▼

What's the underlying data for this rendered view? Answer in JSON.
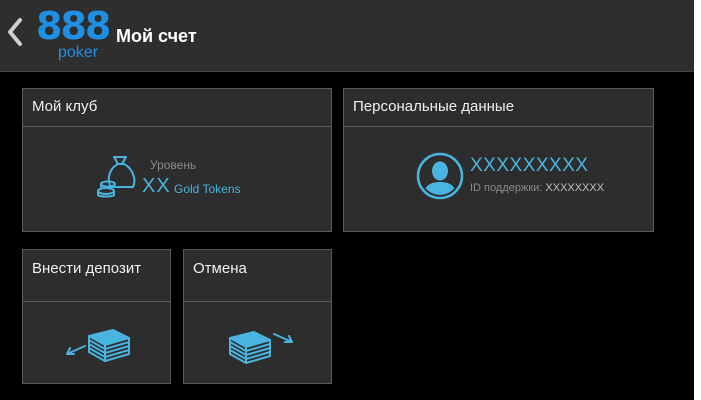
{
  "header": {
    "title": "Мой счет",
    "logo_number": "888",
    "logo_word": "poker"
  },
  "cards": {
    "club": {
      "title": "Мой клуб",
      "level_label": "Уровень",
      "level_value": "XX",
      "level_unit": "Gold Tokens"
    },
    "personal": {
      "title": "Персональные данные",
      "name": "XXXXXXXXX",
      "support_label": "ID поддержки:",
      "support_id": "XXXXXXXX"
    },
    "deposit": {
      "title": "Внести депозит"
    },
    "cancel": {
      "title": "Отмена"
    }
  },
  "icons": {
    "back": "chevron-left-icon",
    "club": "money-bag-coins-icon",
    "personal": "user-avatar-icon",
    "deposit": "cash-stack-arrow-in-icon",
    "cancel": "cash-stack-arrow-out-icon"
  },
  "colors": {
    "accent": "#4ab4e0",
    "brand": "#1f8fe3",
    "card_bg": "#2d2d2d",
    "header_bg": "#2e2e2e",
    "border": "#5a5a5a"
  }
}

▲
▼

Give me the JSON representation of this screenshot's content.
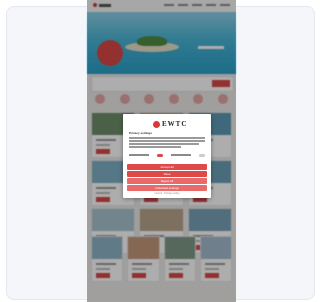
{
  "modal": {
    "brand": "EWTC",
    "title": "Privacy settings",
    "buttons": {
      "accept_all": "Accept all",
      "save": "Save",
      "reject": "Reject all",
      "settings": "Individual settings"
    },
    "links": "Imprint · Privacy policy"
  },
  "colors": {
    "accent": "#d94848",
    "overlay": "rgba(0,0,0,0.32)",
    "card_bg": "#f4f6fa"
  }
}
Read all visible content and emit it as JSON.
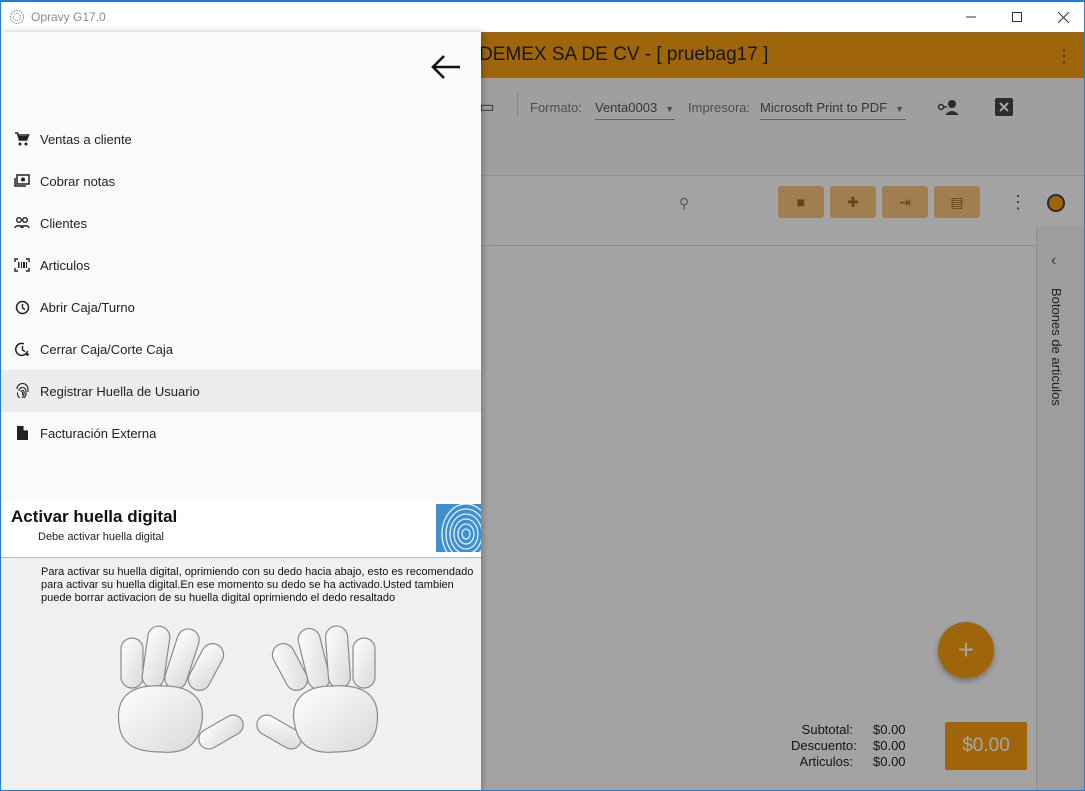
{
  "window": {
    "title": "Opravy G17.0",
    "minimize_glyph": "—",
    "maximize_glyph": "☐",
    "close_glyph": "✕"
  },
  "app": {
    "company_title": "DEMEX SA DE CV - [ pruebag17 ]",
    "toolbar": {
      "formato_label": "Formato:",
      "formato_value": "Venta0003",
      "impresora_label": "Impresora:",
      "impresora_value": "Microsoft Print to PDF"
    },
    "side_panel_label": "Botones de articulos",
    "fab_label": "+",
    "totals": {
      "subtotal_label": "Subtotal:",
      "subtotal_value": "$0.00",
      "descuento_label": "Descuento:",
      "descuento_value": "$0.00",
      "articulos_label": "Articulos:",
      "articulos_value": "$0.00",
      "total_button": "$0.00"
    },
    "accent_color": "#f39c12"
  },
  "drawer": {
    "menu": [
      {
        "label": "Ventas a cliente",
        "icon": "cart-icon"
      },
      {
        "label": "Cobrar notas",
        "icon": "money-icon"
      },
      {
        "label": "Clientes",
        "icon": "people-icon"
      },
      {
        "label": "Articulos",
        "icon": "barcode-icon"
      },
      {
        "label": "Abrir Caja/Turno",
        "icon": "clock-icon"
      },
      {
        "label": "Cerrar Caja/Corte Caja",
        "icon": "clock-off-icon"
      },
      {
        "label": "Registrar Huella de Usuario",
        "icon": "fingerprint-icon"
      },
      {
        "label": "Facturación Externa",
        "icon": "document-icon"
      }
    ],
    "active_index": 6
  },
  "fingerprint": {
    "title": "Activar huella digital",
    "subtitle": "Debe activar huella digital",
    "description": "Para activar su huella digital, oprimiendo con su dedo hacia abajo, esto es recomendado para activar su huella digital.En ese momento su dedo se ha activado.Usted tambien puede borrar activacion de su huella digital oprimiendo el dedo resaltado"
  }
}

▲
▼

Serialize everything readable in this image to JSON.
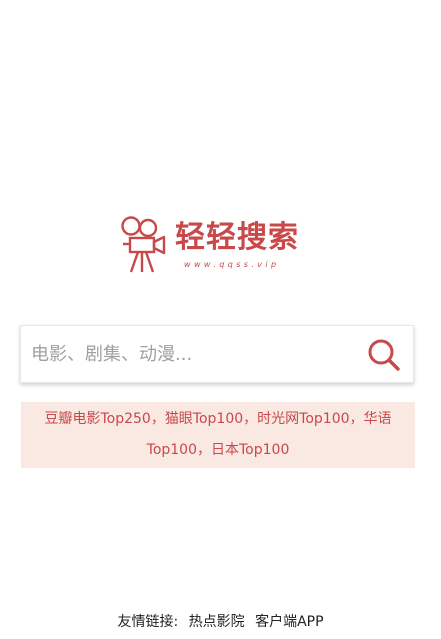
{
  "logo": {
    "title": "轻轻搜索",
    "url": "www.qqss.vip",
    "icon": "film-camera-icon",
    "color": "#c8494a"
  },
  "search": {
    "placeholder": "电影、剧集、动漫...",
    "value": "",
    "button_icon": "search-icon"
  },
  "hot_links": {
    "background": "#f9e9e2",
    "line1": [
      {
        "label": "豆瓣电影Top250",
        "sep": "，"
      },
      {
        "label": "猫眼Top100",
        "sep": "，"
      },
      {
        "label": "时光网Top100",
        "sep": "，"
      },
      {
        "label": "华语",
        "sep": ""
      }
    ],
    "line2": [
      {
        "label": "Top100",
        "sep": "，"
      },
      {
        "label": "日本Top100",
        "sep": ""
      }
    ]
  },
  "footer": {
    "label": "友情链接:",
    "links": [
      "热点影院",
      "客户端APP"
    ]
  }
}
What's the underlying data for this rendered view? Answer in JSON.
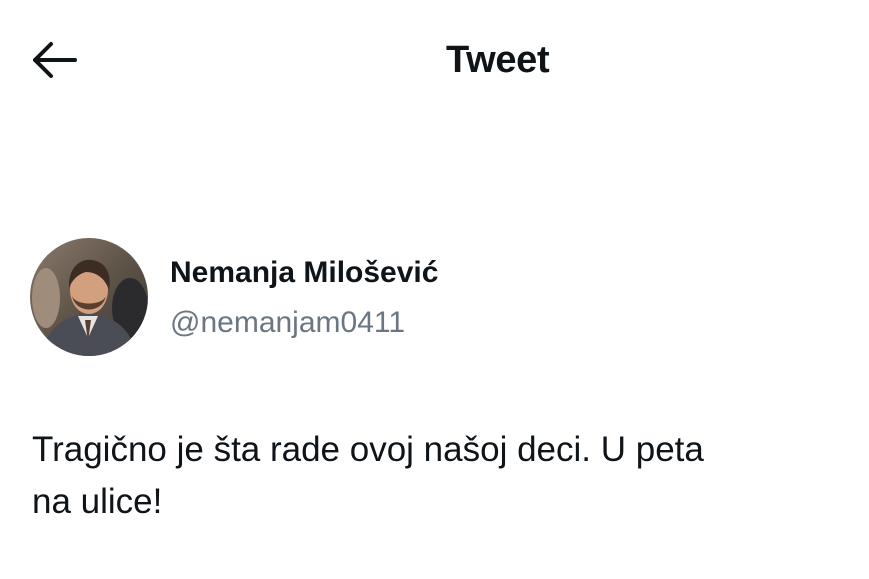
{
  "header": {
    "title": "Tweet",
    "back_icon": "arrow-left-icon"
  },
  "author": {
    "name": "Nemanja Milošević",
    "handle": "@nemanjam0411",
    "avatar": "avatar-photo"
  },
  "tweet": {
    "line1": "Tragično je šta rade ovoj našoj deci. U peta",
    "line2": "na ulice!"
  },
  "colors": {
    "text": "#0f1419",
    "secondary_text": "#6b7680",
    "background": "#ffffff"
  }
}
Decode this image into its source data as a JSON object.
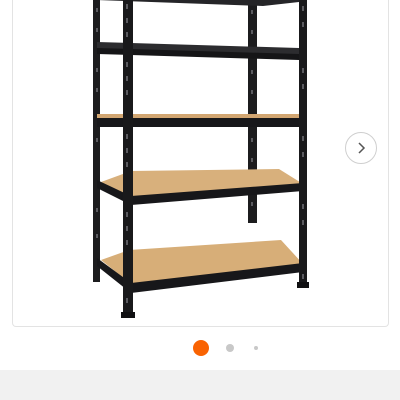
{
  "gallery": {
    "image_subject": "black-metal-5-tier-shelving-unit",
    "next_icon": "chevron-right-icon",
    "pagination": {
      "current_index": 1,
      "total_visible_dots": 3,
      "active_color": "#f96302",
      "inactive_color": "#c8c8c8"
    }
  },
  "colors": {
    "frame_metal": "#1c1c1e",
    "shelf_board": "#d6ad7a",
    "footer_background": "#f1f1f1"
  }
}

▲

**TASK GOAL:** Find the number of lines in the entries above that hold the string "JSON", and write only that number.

**SOLUTION TO THIS EXERCISE:** 6